• _Required action_
Report back every line of the entries that contains "title", exactly as written.

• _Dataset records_
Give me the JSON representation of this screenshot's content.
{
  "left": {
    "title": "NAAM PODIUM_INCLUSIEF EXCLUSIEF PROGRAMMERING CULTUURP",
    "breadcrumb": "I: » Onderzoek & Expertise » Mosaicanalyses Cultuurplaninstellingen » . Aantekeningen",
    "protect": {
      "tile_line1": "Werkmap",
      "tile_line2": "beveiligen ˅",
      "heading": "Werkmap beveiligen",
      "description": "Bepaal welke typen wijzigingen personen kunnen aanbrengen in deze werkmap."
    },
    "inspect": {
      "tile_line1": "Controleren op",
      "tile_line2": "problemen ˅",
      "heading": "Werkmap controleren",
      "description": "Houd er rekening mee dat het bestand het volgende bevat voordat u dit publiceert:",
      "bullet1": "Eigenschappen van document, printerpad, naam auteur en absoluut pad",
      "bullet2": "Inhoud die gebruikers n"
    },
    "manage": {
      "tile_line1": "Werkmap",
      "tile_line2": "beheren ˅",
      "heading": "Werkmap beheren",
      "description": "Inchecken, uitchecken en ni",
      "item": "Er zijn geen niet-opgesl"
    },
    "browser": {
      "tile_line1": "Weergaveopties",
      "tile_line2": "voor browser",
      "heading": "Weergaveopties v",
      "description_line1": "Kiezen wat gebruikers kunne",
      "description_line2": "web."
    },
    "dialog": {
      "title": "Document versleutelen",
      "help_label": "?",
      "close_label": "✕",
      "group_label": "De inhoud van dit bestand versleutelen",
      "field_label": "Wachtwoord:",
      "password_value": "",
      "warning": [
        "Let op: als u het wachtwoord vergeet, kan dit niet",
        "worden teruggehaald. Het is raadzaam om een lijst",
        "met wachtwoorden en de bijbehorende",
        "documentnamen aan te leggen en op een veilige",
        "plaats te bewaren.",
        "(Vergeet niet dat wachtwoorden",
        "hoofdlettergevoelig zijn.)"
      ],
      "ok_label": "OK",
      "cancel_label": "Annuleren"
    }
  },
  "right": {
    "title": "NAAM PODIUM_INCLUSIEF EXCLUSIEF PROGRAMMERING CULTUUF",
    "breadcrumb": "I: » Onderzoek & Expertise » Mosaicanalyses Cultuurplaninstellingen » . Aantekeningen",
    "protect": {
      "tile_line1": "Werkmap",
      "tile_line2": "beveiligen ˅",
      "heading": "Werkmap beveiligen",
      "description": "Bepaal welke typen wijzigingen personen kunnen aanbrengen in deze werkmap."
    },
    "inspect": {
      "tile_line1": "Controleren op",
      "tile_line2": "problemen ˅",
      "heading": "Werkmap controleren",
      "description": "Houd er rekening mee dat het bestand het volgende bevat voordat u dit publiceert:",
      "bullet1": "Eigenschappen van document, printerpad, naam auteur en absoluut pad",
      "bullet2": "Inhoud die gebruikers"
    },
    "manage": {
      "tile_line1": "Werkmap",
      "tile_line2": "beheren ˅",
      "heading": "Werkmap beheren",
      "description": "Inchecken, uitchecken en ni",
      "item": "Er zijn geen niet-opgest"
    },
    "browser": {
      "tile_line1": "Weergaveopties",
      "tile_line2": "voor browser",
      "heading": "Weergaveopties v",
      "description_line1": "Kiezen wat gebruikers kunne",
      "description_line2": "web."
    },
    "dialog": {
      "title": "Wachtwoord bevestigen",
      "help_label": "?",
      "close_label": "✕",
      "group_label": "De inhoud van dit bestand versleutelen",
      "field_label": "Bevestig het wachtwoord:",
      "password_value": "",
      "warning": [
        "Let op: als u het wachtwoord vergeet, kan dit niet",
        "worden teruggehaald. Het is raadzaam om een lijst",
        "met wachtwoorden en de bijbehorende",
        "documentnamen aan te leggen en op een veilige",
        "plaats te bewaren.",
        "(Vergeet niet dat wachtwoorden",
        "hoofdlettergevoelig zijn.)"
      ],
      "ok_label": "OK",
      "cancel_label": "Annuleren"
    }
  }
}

• _Response area_
    "title": "NAAM PODIUM_INCLUSIEF EXCLUSIEF PROGRAMMERING CULTUURP",
      "title": "Document versleutelen",
    "title": "NAAM PODIUM_INCLUSIEF EXCLUSIEF PROGRAMMERING CULTUUF",
      "title": "Wachtwoord bevestigen",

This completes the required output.